[Saved data entries]
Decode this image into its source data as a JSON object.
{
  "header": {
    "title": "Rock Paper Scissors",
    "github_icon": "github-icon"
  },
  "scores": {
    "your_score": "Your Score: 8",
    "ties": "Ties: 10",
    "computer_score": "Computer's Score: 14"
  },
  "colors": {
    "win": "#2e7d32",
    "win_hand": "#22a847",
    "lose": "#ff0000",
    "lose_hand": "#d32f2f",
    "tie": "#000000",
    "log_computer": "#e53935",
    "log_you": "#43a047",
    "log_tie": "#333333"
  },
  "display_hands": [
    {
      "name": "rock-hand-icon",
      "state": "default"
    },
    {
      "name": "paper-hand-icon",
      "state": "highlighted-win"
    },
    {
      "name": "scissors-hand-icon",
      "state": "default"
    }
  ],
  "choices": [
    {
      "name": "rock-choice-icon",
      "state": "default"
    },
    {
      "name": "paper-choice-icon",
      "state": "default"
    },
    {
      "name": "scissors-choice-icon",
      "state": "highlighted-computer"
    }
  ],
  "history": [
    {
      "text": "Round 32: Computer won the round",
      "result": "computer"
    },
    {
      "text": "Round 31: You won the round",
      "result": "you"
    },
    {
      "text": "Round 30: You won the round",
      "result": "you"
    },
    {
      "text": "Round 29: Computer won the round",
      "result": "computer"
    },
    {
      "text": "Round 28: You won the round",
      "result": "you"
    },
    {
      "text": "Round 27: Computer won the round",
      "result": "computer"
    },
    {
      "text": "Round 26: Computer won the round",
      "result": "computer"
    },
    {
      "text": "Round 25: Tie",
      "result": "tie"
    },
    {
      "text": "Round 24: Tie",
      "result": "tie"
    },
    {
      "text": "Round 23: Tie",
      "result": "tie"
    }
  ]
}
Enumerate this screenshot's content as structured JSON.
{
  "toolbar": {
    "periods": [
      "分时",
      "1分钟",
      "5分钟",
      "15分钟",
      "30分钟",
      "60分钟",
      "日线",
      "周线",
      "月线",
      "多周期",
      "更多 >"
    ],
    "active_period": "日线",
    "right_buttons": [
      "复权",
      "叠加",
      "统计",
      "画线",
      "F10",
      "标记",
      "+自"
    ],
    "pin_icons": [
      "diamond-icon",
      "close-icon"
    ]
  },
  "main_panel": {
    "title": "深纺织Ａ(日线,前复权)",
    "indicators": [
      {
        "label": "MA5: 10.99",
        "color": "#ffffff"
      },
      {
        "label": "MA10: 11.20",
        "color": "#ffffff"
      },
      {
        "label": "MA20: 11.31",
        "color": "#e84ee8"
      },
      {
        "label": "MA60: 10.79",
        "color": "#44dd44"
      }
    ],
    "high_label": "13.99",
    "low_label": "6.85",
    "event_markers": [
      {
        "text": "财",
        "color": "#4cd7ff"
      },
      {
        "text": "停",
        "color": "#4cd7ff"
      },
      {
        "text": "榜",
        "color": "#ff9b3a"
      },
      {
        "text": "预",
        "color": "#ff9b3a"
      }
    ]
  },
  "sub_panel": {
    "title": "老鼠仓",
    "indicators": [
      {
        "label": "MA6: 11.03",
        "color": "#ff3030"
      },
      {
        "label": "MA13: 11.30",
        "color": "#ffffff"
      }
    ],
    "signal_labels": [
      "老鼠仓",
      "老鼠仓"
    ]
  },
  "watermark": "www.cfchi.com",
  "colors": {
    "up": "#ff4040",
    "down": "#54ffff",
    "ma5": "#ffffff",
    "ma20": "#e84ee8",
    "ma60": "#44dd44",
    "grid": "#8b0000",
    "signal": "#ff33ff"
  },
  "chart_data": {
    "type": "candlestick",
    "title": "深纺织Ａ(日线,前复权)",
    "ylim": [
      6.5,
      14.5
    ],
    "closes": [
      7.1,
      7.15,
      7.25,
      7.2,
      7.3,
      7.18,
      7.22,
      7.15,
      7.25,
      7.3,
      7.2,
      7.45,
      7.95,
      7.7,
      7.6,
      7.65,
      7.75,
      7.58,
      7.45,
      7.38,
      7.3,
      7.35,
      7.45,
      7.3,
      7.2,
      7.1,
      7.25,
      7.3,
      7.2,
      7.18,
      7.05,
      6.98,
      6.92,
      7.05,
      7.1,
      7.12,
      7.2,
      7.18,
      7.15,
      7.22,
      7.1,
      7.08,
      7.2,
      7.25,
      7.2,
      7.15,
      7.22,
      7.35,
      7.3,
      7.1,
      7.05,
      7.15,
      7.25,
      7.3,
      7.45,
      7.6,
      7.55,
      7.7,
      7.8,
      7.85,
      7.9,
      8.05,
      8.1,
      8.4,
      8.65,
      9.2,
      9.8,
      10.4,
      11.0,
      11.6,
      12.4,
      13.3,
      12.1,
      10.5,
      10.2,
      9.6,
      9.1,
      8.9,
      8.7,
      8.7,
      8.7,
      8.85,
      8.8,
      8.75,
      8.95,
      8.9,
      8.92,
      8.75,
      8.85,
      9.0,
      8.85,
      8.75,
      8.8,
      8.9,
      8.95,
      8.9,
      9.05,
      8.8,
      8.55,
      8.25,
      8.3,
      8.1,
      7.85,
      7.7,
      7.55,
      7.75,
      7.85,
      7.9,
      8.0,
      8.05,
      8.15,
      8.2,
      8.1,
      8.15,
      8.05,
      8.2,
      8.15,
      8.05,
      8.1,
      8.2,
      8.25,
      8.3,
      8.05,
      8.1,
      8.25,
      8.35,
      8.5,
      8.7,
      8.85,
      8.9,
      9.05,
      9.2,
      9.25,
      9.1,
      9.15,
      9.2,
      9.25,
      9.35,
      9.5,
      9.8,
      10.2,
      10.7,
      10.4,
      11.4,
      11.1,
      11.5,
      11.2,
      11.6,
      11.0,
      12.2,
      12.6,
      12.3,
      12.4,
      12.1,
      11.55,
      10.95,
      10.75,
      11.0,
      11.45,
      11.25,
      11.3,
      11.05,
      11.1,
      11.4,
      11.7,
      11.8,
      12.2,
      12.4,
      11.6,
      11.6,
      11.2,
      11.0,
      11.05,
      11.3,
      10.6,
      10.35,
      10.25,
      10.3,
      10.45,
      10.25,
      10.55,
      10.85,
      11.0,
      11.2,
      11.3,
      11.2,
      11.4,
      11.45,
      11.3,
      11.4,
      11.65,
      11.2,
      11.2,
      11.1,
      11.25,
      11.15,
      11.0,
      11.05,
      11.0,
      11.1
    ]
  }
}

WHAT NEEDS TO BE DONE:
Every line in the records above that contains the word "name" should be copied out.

RESPONSE AREA:
      "name": "rock-hand-icon",
      "name": "paper-hand-icon",
      "name": "scissors-hand-icon",
      "name": "rock-choice-icon",
      "name": "paper-choice-icon",
      "name": "scissors-choice-icon",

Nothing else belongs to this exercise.